> _WHAT TO WORK ON_
From the entries below, list each line with "kind".

DATA EXCERPTS START

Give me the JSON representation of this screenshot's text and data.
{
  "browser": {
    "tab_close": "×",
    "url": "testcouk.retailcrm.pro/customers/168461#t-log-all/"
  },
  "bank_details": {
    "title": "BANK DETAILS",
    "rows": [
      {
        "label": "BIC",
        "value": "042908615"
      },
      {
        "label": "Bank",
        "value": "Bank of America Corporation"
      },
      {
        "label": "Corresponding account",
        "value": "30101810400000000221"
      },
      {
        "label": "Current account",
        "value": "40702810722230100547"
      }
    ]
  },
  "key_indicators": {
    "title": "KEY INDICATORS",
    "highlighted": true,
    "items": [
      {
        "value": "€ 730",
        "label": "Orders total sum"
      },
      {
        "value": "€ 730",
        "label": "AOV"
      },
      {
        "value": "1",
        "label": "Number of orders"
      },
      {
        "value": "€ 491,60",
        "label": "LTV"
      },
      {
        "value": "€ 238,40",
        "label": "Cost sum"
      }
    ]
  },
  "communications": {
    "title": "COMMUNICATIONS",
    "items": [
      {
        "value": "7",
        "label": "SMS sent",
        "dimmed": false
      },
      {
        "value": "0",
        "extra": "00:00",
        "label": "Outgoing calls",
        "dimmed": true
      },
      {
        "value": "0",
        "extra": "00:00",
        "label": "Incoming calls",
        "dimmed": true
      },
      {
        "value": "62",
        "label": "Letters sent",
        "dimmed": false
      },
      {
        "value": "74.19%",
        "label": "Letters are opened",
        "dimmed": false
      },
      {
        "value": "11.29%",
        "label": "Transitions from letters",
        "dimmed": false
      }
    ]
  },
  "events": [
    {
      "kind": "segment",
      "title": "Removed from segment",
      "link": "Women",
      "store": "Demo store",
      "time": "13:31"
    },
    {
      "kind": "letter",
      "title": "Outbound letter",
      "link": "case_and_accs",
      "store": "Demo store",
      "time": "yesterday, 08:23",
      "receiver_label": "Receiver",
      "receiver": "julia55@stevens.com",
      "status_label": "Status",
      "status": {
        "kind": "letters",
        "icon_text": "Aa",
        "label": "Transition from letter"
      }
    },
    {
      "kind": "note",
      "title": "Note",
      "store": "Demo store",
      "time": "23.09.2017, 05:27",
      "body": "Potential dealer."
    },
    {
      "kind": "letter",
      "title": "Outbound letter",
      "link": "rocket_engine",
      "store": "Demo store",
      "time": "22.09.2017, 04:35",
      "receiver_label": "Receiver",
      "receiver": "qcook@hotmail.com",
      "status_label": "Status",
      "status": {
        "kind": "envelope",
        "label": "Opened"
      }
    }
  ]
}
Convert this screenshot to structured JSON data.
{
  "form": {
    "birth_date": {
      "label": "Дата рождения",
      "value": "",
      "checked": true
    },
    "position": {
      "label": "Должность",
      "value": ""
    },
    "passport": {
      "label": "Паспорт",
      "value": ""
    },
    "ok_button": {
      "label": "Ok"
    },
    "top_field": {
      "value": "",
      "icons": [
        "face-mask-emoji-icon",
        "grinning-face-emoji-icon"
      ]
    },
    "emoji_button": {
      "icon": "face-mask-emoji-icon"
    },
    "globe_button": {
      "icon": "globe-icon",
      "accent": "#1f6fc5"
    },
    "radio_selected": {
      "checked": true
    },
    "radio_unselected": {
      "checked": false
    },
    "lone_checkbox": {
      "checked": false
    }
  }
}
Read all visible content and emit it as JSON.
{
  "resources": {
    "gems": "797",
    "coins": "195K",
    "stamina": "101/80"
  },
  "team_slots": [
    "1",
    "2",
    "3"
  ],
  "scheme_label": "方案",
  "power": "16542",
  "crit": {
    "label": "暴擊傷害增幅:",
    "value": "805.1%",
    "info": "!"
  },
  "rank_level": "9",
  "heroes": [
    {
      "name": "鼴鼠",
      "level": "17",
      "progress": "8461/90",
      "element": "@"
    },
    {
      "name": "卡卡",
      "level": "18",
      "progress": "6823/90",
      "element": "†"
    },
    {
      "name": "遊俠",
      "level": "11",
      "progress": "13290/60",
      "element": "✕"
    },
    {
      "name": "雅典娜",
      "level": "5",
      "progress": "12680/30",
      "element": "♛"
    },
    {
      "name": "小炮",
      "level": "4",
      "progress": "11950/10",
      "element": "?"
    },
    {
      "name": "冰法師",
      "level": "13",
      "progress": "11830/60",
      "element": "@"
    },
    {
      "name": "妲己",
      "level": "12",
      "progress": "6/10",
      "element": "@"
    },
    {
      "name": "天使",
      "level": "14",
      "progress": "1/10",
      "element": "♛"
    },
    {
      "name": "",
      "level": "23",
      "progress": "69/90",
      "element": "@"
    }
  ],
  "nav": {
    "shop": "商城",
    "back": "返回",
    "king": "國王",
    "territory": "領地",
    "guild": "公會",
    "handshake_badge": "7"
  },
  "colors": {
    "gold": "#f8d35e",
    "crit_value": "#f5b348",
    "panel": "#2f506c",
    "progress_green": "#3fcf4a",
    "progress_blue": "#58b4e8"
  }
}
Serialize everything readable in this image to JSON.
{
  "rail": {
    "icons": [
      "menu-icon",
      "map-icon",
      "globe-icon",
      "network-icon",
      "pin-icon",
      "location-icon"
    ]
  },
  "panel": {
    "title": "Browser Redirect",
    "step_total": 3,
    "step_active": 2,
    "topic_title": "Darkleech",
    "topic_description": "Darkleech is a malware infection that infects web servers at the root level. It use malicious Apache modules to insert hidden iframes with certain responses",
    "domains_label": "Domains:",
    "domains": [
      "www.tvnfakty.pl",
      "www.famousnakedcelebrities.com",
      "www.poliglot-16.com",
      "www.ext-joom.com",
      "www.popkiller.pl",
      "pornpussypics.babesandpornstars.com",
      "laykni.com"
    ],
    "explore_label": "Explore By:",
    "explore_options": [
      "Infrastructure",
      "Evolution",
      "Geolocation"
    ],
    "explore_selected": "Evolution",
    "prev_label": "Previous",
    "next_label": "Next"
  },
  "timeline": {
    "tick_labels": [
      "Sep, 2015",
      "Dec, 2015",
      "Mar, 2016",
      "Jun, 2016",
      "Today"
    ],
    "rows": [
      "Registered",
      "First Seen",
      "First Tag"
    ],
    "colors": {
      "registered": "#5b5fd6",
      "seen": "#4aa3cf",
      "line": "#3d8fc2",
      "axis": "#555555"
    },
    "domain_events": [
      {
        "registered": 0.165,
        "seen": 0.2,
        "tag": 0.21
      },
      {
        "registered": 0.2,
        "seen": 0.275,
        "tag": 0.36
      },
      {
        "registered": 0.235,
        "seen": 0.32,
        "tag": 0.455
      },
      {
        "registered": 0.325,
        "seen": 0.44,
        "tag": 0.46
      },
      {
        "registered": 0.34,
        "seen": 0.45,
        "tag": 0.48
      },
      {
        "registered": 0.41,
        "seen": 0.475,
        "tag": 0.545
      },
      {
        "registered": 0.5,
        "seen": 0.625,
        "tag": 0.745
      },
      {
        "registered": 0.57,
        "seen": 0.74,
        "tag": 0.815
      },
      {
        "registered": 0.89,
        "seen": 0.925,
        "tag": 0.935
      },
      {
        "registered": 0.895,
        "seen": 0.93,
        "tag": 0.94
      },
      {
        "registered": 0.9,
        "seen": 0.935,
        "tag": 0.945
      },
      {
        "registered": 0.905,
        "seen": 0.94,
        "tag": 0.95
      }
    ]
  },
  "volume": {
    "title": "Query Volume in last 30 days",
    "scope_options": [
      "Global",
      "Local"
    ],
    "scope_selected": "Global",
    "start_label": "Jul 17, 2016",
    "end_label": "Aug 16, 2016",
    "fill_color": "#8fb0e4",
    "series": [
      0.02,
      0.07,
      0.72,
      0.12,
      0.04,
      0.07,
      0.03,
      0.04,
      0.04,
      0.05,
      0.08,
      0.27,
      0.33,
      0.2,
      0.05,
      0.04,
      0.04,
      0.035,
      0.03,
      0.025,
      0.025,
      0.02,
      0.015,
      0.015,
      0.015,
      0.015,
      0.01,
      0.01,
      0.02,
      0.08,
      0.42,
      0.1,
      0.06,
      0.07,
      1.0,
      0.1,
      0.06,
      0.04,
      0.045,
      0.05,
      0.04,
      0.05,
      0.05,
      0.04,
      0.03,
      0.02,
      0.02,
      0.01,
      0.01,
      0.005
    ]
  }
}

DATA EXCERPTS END

> _RESPONSE TO THE EXERCISE_
      "kind": "segment",
      "kind": "letter",
        "kind": "letters",
      "kind": "note",
      "kind": "letter",
        "kind": "envelope",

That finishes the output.